Collection consists of essays written on September 12, 2001, by nineteen students as an assignment in East Carolina University Professor Karin L. Zipf's "Women in American History Class," describing their reactions to the September 11, 2001, terrorist attacks on the World Trade Center buildings in New York, NY, and the Pentagon in Arlington, VA.
On September 11, 2001, terrorists hijacked planes and flew them into the Twin Towers of the World Trade Center in New York City, causing the towers to collapse resulting in several thousand deaths. At the same time and in the same manner, the Pentagon in Arlington, VA, was attacked causing more deaths. In Pennsylvania a fourth hijacked plane was crashed into the ground killing all aboard before it could reach its intended target. The tragedies were of such magnitude and so unlike any previous terrorist attack on the U.S. mainland that many U.S. citizens were affected emotionally even if they did not know anyone hurt or killed in the attacks.
This collection consists of essays written on September 12, 2001, by nineteen East Carolina University (Greenville, N.C.) students in the "Women in American History" class (History 3140) taught by Dr. Karin L. Zipf. [Transcripts of the essays are also on an accompanying diskette.] This was an undergraduate course and the majority of the students were female. These essays expressed their emotions concerning the terrorists' attacks on September 11, 2001, and what they thought it might mean for the future of the United States of America. Besides expressing anxiety over the unknown fates of loved ones in the areas of the terrorists' attacks, several essays contained references to fear for the lives of loved ones stationed at the many military bases in North Carolina. All of the authors expressed emotions of disbelief, shock, fear and sadness, but also courage and strength.
Gift of Prof. Karin L. Zipf and 19 students in Hist #3140
Processed by M. Elmore, September 2003

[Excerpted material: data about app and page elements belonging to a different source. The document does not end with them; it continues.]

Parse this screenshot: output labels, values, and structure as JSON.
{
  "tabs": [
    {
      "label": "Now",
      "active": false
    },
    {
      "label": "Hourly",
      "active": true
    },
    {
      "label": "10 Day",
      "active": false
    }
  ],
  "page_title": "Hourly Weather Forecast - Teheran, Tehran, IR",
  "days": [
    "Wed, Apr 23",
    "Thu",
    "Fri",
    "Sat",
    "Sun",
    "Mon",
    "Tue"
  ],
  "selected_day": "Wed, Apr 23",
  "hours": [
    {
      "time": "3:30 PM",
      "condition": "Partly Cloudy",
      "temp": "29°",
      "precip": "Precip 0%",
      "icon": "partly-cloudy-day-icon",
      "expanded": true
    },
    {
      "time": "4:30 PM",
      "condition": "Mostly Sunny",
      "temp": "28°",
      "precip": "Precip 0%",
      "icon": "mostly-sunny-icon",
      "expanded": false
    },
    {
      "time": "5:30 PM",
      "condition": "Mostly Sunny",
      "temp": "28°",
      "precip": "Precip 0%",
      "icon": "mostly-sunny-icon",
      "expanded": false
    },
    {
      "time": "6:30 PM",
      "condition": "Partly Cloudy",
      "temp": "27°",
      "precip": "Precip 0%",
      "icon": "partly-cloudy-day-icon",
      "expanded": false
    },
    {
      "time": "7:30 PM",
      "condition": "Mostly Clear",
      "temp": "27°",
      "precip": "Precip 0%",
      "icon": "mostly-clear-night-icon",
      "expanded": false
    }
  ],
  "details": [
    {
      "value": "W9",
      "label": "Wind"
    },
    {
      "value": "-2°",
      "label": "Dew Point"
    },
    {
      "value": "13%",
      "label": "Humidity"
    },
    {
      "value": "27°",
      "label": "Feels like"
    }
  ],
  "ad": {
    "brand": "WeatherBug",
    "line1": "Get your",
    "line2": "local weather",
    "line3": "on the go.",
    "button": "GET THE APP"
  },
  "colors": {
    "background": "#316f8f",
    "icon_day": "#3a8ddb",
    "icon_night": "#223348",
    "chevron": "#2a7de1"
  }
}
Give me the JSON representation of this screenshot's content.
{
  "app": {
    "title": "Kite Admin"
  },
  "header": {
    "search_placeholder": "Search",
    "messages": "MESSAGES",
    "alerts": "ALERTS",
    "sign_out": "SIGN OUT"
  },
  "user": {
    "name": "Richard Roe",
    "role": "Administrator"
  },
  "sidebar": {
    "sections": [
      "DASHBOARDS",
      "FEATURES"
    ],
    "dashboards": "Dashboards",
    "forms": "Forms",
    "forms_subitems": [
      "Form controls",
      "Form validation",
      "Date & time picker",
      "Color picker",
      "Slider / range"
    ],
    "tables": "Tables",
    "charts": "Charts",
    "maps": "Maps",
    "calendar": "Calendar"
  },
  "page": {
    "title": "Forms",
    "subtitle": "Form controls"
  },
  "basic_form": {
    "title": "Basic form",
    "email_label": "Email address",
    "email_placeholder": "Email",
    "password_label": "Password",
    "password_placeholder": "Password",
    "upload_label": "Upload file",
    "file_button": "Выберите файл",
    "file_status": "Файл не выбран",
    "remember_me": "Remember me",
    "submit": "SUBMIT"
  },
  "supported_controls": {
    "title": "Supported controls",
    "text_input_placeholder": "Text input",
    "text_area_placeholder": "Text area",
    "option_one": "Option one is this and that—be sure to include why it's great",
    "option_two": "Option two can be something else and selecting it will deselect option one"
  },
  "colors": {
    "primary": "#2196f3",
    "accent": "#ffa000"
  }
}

Encoded by Apex Data Services
Literary rights to specific documents are retained by the authors or their descendants in accordance with U.S. copyright law.